Health equity as a concept of minimizing health disparities among people, could be of utmost importance during the COVID-19 pandemic. Providing equity in health and participating in the acts of providing equitable healthcare have different aspects. Although this pandemic is not the first global-scale biological threat that humankind has faced, there is still some points to be further addressed.
Deeming health as a public good, inevitably necessitates taking responsibilities for its fair provision. The aim of this study is to notify the public (policy makers, medical staff, and other individuals interested in the topic of health equity) about some strategies to consider the tenets of equity in health while managing the COVID-19 pandemic
When emergencies occur, even principal ethos and tenets of any context might seem vulnerable to change under the imposed pressures. This has been the case for 2019 novel coronavirus disease (COVID-19) regarding different aspects of health equity till today. Humankind has already dealt with contagious outbreaks and plagues, which have caused significant changes in the trajectory of scientific, political, and social sentiments regarding the disasters alike (1,2). Spanish flu (1918-1920), Smallpox outbreak (1972), human immunodeficiency virus (HIV) pandemic (originated from 1980s), severe acute respiratory syndrome (SARS) (2002-2003), swine flu pandemic (2009-2010), and Ebola outbreak (2014-2016) are all some instances of such disasters (2).
Appreciating all the efforts of healthcare systems around the world, there were also some major shortcomings and mistakes in response to these upsurges (1,3–5). Delayed provision of effective treatments, unclear and inefficient communication between the governments and their people, not providing enough education and awareness sources and even funds resources (previous to the occurrence of illnesses), are all among these wrongdoings (5,6). All these conditions seem to be partially or completely repeated for severe acute respiratory syndrome coronavirus 2 (SARS-COV-2) related disease.
A highly contagious illness representing a basic reproduction number between 2 and 2.5, a crude mortality ratio between 3% to 4%, and an infectiousness phase starting at 2.3 days before the symptoms onset (7–9). Though substantial measures and means have been enhanced since the earlier crises (i.e. more technological advancements, swift communications, better healthcare resources and management, higher drug production figures, etc.), there still exists some discernible inconsistencies and differences within the management protocols among various countries and regions worldwide (6).

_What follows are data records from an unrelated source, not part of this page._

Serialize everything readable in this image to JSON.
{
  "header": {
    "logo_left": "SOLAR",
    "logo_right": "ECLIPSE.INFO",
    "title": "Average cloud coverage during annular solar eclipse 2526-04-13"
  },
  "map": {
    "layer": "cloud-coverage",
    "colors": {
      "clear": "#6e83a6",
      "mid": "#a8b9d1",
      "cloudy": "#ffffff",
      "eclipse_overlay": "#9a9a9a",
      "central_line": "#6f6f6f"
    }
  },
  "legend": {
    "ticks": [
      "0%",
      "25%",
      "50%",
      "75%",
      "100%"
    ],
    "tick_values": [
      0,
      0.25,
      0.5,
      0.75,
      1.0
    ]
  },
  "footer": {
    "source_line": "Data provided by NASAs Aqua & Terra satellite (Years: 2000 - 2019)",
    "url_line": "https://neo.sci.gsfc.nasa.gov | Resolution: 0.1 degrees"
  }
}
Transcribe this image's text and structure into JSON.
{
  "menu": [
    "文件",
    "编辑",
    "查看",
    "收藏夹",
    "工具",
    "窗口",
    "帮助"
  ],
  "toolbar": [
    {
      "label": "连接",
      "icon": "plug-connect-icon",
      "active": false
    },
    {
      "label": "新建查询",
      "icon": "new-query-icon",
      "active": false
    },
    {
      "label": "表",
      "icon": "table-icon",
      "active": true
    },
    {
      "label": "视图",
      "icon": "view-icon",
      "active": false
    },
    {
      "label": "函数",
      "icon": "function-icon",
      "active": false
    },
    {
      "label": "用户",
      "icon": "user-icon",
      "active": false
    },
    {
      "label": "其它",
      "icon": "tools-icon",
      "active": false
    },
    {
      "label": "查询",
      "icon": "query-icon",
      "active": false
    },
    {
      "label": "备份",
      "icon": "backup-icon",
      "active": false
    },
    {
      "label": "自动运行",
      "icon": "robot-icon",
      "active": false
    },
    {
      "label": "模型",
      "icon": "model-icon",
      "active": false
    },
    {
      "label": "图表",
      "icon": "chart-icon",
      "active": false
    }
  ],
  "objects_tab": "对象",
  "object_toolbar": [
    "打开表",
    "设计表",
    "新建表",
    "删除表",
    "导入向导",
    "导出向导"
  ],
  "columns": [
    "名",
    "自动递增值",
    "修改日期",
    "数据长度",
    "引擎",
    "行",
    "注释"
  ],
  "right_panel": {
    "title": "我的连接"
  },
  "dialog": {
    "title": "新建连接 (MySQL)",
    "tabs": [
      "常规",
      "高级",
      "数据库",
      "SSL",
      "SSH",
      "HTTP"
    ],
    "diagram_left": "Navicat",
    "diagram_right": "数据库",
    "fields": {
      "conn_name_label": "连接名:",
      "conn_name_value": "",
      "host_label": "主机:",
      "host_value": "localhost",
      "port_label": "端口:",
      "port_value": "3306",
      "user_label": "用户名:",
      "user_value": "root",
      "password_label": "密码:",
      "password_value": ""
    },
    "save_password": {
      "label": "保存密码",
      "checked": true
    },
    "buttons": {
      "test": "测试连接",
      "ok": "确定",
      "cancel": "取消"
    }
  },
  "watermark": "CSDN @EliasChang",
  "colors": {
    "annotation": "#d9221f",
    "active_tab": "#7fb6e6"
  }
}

Looked at from a health policy and management perspective, lowering the variations and increasing the commitment to certain cornerstones, which have been established and reinforced formerly, could ultimately lead to better results and more controllable political environments for populations and even governments (10). All in all, despite noticing the temporary nature of this issue, the provision of health in an equitable way seems to be rattling and reshaping over the period of COVID-19 outbreak. Such a claim could further be described in four separate domains: political position, development status, cultural tendencies, and baseline health status. Figure 1 depicts a schematic view of these components.